R K BANSAL
Uniline Energy Systems Pvt. Ltd.
Poor connectivity, low and scattered broadband and unequal distribution of resources throws the process of e-Governance to a backward motion
In the last six years there is a constant increase in the dependence on e-Governance in India as during this period, Government has introduced e-Governance in a lot of areas. Electronic tendering system, electronic tax payment, electronic transfer of funds, online exam results, online land records, online monitoring of court cases, e-Passport and many more e-Services have been introduced.
The coming six to ten years are very crucial for information age where the e-Governance shall be seen as the reason for transparency because of information available online, information sharing, less dependence on paper work and majority of the correspondence only through internet.
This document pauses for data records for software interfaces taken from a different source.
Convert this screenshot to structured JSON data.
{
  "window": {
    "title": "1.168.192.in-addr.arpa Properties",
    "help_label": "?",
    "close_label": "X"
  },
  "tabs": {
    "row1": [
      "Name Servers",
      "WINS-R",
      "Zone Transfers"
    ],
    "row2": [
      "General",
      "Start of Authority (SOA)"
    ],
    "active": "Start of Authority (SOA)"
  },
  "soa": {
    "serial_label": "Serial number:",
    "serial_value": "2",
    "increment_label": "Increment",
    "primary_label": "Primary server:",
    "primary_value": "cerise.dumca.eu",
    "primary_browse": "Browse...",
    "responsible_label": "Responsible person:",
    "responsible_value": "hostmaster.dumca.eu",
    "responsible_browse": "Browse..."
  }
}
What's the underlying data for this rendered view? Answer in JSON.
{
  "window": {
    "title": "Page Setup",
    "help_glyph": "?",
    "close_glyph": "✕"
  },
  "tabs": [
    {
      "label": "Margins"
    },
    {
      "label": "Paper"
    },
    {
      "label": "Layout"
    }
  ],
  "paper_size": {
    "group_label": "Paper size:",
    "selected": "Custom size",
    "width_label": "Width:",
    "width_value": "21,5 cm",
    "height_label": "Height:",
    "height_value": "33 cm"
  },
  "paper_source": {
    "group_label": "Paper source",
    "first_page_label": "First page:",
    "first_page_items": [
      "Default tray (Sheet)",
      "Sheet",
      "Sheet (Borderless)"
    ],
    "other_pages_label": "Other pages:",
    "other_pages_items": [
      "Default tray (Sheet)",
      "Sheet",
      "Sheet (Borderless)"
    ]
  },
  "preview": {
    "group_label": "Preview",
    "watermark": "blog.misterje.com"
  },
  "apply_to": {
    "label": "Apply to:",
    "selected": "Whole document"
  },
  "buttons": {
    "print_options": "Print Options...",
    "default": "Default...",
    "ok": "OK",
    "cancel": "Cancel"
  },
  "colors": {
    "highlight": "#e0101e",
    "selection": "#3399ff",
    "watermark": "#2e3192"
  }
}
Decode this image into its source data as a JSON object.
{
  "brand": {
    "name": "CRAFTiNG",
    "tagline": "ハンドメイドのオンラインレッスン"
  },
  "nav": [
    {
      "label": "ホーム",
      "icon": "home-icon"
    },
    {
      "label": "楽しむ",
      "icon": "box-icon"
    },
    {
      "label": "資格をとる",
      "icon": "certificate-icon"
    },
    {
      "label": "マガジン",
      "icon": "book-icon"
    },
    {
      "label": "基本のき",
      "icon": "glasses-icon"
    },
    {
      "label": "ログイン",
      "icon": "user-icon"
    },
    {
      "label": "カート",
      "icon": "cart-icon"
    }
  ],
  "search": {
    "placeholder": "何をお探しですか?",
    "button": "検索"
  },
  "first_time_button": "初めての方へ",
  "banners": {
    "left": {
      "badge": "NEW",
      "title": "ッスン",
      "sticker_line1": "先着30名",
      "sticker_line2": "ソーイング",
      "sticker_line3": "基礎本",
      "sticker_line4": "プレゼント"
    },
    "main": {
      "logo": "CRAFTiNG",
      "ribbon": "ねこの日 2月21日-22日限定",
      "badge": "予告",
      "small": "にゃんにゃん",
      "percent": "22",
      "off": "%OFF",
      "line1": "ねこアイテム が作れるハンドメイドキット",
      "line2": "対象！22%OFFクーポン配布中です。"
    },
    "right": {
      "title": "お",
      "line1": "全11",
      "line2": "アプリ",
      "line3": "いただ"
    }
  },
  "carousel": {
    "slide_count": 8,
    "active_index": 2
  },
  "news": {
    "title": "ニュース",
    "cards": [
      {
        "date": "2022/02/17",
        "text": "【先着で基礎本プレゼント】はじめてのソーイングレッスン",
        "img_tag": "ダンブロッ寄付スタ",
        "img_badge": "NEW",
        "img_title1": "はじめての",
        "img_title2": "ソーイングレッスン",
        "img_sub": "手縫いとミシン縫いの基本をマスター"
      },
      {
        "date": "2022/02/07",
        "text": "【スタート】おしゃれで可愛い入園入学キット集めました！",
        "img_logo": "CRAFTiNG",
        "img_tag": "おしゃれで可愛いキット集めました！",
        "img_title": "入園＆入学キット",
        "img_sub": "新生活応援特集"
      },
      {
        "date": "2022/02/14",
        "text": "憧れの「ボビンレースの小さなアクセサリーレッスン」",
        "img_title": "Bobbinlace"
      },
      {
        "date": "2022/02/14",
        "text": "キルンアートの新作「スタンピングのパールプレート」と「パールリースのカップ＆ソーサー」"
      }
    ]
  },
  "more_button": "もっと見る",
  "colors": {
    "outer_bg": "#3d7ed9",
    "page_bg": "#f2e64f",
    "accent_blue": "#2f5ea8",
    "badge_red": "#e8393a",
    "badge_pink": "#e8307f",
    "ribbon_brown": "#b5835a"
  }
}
From healthcare to education, in any field, e-Governance can be seen practically as a replacement of paper work. The main reason to bring about e-Servcies was replacement of personal interface with the officials so as to ease the process of manually going into offices and reduce the scope for corruption and bribery taken to ‘passing’ files. Thus is being achieved through these e-Services.
In India, a major problem is that we can’t work at fast speed, internet connectivity not available at village level, wherever internet is available speed is major problem, quality of power is poor, either power is not available at all and if available, there is problem of low frequency, low voltage, high voltage or black out. This is a major problem that plagues and prevents success of major initiatives taken by the government under the NeGP. There is strong digital divide too wherein, rural and urban areas don’t have equal power, broadband or resources. To bridge this gap and increase the benefit and geographical reach of the various schemes and initiatives we will have to move at a very fast pace and connect the masses with latest technology from school level to working class, from district level to village level, from remotest parts of the country to highly developed metros.
“The rise of what some people have called ‘strategic corporate philantrophy’, based on public-private partnerships that seek to address areas where social needs overlap with both corporate expertise and business interest, is an important step forward”